Different strokes for different folks is sill alive and well in the United States. Sadly enough, the latest incident with Professor Gates in Cambridge, Massachusetts highlights the ubiquity of the problem. A police officer arrested a householder without reading him his Miranda rights, believing said householder had broken into his own home. This highly respected African-American friend of the President wants to publicize his mistreatment, and rightly so.
Living in America for the last thirty years, I like to think racism isn't as prevalent in Canada, my "country of origin". I believe we all tend to view our own countries with affection and tend to rewrite our memories with happier translations. Perhaps racism is a feature of living that we recognize in others when it happens, but rarely recognize it in ourselves. It has to be pointed out to us to change it. Americans needed to be reminded of how easily racism slips in.
What bothered Whoopi Goldberg on "The View" today about the Gates arrest, was how easily it happened.
What I find rather disturbing is the lack of police supervision. The President last evening in his press conference said that the Cambridge police acted "stupidly". Barbara Walters on "The View" took issue with it, saying that it was his choice of wording that is disturbing. She says that what bothers the press is that he could have used another word, or supposedly phrased it more diplomatically. But why should the President have done that? Expressing his sentiment less forcefully would have sounded supportive of this police action.
President Obama called it as he saw it. He himself holds the position of Chief Enforcement Officer in the United States, with ultimate titular responsibility for all the actions of the local police forces in the country. What an immensely improbable and aspirational title this is. It seems to me that police forces in this country are generally not accountable to a higher authority. After all, the President can't answer for all police officers, and there isn't another layer of supervision in between! While I am someone who has respect for the police, in general, I have to say I often wonder whom they fear. Local police in the next little town to us has "Personalized Police Force" painted onto their cars!

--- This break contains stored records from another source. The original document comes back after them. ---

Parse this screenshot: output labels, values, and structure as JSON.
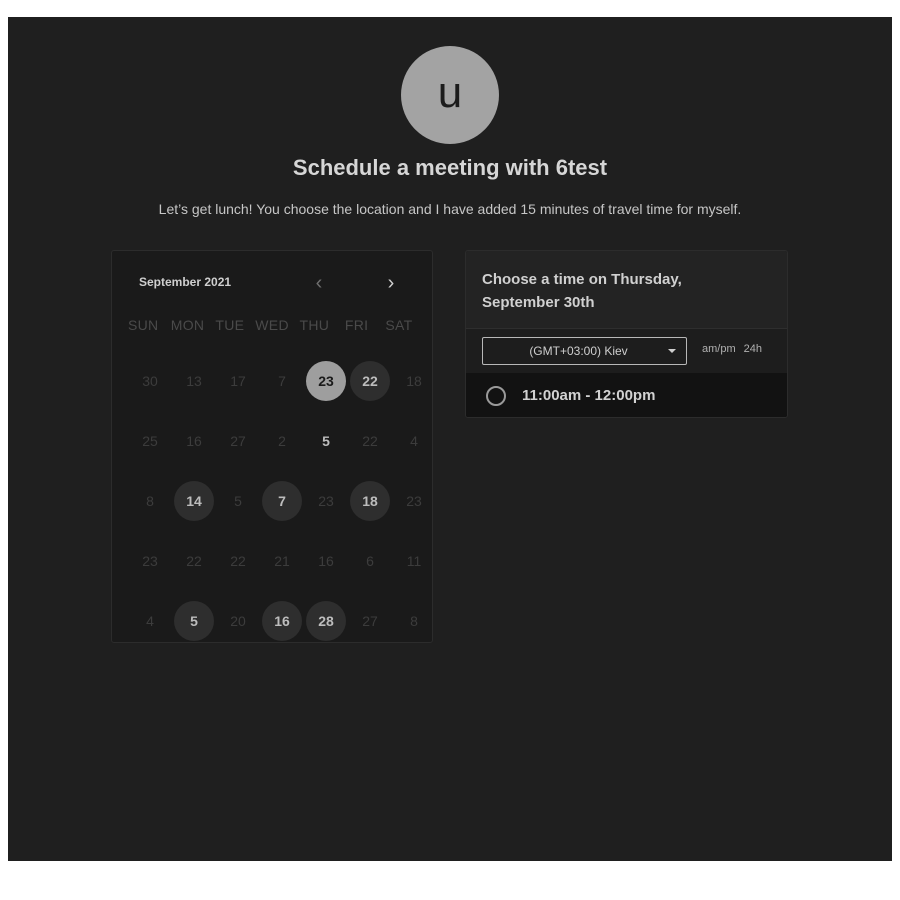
{
  "host": {
    "avatar_initial": "u",
    "title": "Schedule a meeting with 6test",
    "description": "Let’s get lunch! You choose the location and I have added 15 minutes of travel time for myself."
  },
  "calendar": {
    "month": "September 2021",
    "prev_icon": "chevron-left-icon",
    "next_icon": "chevron-right-icon",
    "prev_glyph": "‹",
    "next_glyph": "›",
    "weekdays": [
      "SUN",
      "MON",
      "TUE",
      "WED",
      "THU",
      "FRI",
      "SAT"
    ],
    "weeks": [
      [
        "30",
        "13",
        "17",
        "7",
        "23",
        "22",
        "18"
      ],
      [
        "25",
        "16",
        "27",
        "2",
        "5",
        "22",
        "4"
      ],
      [
        "8",
        "14",
        "5",
        "7",
        "23",
        "18",
        "23"
      ],
      [
        "23",
        "22",
        "22",
        "21",
        "16",
        "6",
        "11"
      ],
      [
        "4",
        "5",
        "20",
        "16",
        "28",
        "27",
        "8"
      ]
    ],
    "states": [
      [
        "",
        "",
        "",
        "",
        "selected",
        "available",
        ""
      ],
      [
        "",
        "",
        "",
        "",
        "plain-bold",
        "",
        ""
      ],
      [
        "",
        "available",
        "",
        "available",
        "",
        "available",
        ""
      ],
      [
        "",
        "",
        "",
        "",
        "",
        "",
        ""
      ],
      [
        "",
        "available",
        "",
        "available",
        "available",
        "",
        ""
      ]
    ]
  },
  "time_panel": {
    "heading": "Choose a time on Thursday, September 30th",
    "timezone": "(GMT+03:00) Kiev",
    "format_ampm": "am/pm",
    "format_24h": "24h",
    "slots": [
      "11:00am - 12:00pm"
    ]
  },
  "colors": {
    "background": "#1f1f1f",
    "card": "#1a1a1a",
    "selected_day": "#9e9e9e",
    "available_day": "#2e2e2e",
    "text": "#d6d6d6"
  }
}
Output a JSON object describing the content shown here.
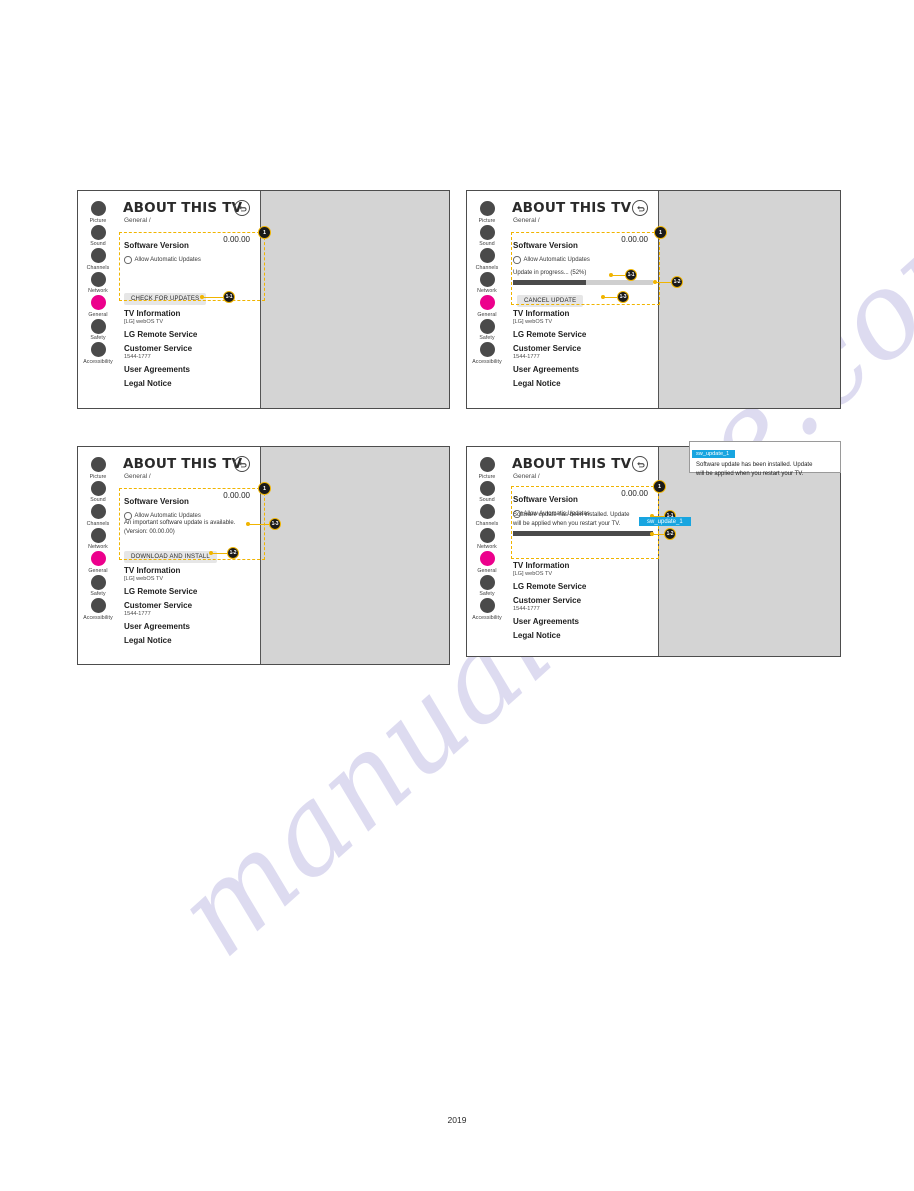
{
  "document": {
    "footer_page": "2019",
    "watermark": "manualshive.com"
  },
  "colors": {
    "accent_pink": "#ec008c",
    "annotation_gold": "#f0b400",
    "tooltip_cyan": "#18a5e0",
    "panel_gray": "#d4d4d4"
  },
  "ui": {
    "title": "ABOUT THIS TV",
    "breadcrumb": "General /",
    "back_icon": "back-arrow-icon",
    "sidebar": [
      {
        "label": "Picture",
        "icon": "picture-icon",
        "active": false
      },
      {
        "label": "Sound",
        "icon": "sound-icon",
        "active": false
      },
      {
        "label": "Channels",
        "icon": "channels-icon",
        "active": false
      },
      {
        "label": "Network",
        "icon": "network-icon",
        "active": false
      },
      {
        "label": "General",
        "icon": "general-icon",
        "active": true
      },
      {
        "label": "Safety",
        "icon": "safety-icon",
        "active": false
      },
      {
        "label": "Accessibility",
        "icon": "accessibility-icon",
        "active": false
      }
    ],
    "software_version_label": "Software Version",
    "software_version_value": "0.00.00",
    "allow_auto_updates_label": "Allow Automatic Updates",
    "menu": [
      {
        "main": "TV Information",
        "sub": "[LG] webOS TV"
      },
      {
        "main": "LG Remote Service",
        "sub": ""
      },
      {
        "main": "Customer Service",
        "sub": "1544-1777"
      },
      {
        "main": "User Agreements",
        "sub": ""
      },
      {
        "main": "Legal Notice",
        "sub": ""
      }
    ]
  },
  "panels": [
    {
      "id": "panel-check-for-updates",
      "button_label": "CHECK FOR UPDATES",
      "badges": [
        {
          "id": "badge-1",
          "text": "1"
        },
        {
          "id": "badge-1-1",
          "text": "1-1"
        }
      ]
    },
    {
      "id": "panel-update-in-progress",
      "progress_label": "Update in progress... (52%)",
      "progress_percent": 52,
      "button_label": "CANCEL UPDATE",
      "badges": [
        {
          "id": "badge-1",
          "text": "1"
        },
        {
          "id": "badge-1-1",
          "text": "1-1"
        },
        {
          "id": "badge-1-2",
          "text": "1-2"
        },
        {
          "id": "badge-1-3",
          "text": "1-3"
        }
      ]
    },
    {
      "id": "panel-update-available",
      "note_line_1": "An important software update is available.",
      "note_line_2": "(Version: 00.00.00)",
      "button_label": "DOWNLOAD AND INSTALL",
      "badges": [
        {
          "id": "badge-1",
          "text": "1"
        },
        {
          "id": "badge-1-2",
          "text": "1-2"
        },
        {
          "id": "badge-1-3",
          "text": "1-3"
        }
      ]
    },
    {
      "id": "panel-update-installed",
      "note_line_1": "Software update has been installed. Update",
      "note_line_2": "will be applied when you restart your TV.",
      "progress_percent": 100,
      "tag_label": "sw_update_1",
      "tooltip": {
        "header": "sw_update_1",
        "line_1": "Software update has been installed. Update",
        "line_2": "will be applied when you restart your TV."
      },
      "badges": [
        {
          "id": "badge-1",
          "text": "1"
        },
        {
          "id": "badge-1-1",
          "text": "1-1"
        },
        {
          "id": "badge-1-2",
          "text": "1-2"
        }
      ]
    }
  ]
}
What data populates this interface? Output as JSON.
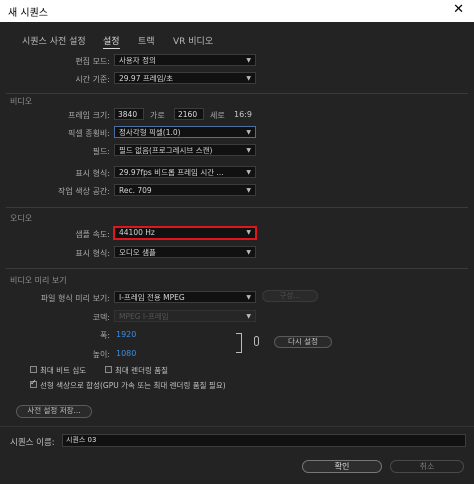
{
  "window": {
    "title": "새 시퀀스",
    "close_glyph": "✕"
  },
  "tabs": [
    {
      "label": "시퀀스 사전 설정"
    },
    {
      "label": "설정"
    },
    {
      "label": "트랙"
    },
    {
      "label": "VR 비디오"
    }
  ],
  "edit_mode": {
    "label": "편집 모드:",
    "value": "사용자 정의"
  },
  "timebase": {
    "label": "시간 기준:",
    "value": "29.97  프레임/초"
  },
  "video": {
    "section": "비디오",
    "frame_size_label": "프레임 크기:",
    "width": "3840",
    "horizontal": "가로",
    "height": "2160",
    "vertical": "세로",
    "aspect": "16:9",
    "pixel_aspect_label": "픽셀 종횡비:",
    "pixel_aspect_value": "정사각형 픽셀(1.0)",
    "fields_label": "필드:",
    "fields_value": "필드 없음(프로그레시브 스캔)",
    "display_format_label": "표시 형식:",
    "display_format_value": "29.97fps 비드롭 프레임 시간 ...",
    "color_space_label": "작업 색상 공간:",
    "color_space_value": "Rec. 709"
  },
  "audio": {
    "section": "오디오",
    "sample_rate_label": "샘플 속도:",
    "sample_rate_value": "44100 Hz",
    "display_format_label": "표시 형식:",
    "display_format_value": "오디오 샘플"
  },
  "preview": {
    "section": "비디오 미리 보기",
    "file_format_label": "파일 형식 미리 보기:",
    "file_format_value": "I-프레임 전용 MPEG",
    "configure_label": "구성...",
    "codec_label": "코덱:",
    "codec_value": "MPEG I-프레임",
    "width_label": "폭:",
    "width_value": "1920",
    "height_label": "높이:",
    "height_value": "1080",
    "reset_label": "다시 설정"
  },
  "options": {
    "max_bit_depth": "최대 비트 심도",
    "max_render_quality": "최대 렌더링 품질",
    "linear_color": "선형 색상으로 합성(GPU 가속 또는 최대 렌더링 품질 필요)"
  },
  "save_preset_label": "사전 설정 저장...",
  "sequence_name_label": "시퀀스 이름:",
  "sequence_name_value": "시퀀스 03",
  "ok_label": "확인",
  "cancel_label": "취소",
  "colors": {
    "highlight": "#e0161e",
    "blue_value": "#3c8de0"
  }
}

It is true that there is still inequality all over this country, despite the homogeneity of the culture. Some areas, as another example, have less frantic, more personalized postal attention than others. Yes, some in America get better attention than others. Does that have to be the way it is? Social equality is a value that defines a democracy.